There are three main reasons for the loss of proper hat etiquette in America since I was a boy. None of them really excuse those behaviors now that would make my grandmother roll over in her grave, but still they have contributed to the polite toleration of a sad change in how men wear hats and/or leave them on at inappropriate times.
The first nail in the coffin is how hats have lost their value. What years ago a man would save up to purchase and wear with pride, now is often given away in cheap form to most anybody; frequently even for free if it bears a brand name logo of a mass-produced product. So, hats have gone from serving a personal purpose to being forehead advertising. Another chink in the armor for hat etiquette comes on the heels of how there are no longer hat racks at entry points in homes, eateries, or shops. In the past, one entering a room would find a convenient place to hang a hat right there. And concomitant with this courtesy was the well-known fact that no one touched a man’s hat. This also would imply that stealing a man’s hat was akin to stealing his horse and could generate a response from a cowboy or a gentleman such that if and when the law arrived it would be to deliver a cretin to either the doctor or the undertaker.
The third contributor to the demise of hat etiquette is most sad of all in it is just a sign of the general decline in the proper instruction of manners from one generation to the next. To remove a hat when entering was taught, be it on the farm, or in the school, or in the home. “Hats and jackets off inside,” was a cry heard immediately as I entered my grandmother’s house. The teaching included: Remove a hat when the dead are being transported across your path in a hearse. Remove a hat when praying. Remove a hat when standing at attention for the playing of the National Anthem, or Taps. Remove a hat when saluting the U.S. flag, or as it is being raised or lowered. Remove a hat when seated (you may already be indoors, but again it may be a blocker of vision for those behind you).
Lastly, it was taught how none of these apply to ladies whose hats are part of their decoration and accessorizing, and/or may be frequently held in place with pins, clips, or other dangerous items not to be disturbed.
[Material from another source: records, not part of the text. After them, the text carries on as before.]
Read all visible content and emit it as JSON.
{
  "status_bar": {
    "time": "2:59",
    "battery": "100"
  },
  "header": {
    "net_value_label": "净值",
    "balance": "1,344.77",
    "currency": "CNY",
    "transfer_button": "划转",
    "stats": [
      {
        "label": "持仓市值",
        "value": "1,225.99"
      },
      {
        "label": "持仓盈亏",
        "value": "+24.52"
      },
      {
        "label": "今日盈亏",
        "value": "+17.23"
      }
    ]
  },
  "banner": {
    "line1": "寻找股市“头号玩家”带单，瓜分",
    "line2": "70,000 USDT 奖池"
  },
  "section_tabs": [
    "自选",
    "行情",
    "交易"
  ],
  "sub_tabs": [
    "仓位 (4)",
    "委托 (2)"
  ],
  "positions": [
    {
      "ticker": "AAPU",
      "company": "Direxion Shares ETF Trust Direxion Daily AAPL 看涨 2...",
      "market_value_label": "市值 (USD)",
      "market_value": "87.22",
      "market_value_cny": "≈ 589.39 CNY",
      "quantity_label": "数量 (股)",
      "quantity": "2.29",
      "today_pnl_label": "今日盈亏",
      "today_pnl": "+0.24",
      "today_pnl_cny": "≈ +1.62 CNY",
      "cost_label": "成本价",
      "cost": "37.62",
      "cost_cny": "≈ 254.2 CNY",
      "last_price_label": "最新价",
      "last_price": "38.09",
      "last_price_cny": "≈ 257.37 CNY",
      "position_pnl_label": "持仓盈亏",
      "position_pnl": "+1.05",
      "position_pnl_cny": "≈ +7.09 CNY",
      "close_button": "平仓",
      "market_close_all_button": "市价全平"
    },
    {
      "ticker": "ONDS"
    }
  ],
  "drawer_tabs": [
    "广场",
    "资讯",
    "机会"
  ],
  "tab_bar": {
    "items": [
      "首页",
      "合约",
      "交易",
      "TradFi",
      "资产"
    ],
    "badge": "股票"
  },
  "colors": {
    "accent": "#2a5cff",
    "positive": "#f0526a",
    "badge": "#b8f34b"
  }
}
Certainly, such a double standard might be fodder for a different editorial. Meanwhile, if you are a guy reading this while wearing a hat indoors (assuming you are not a chef), take it off.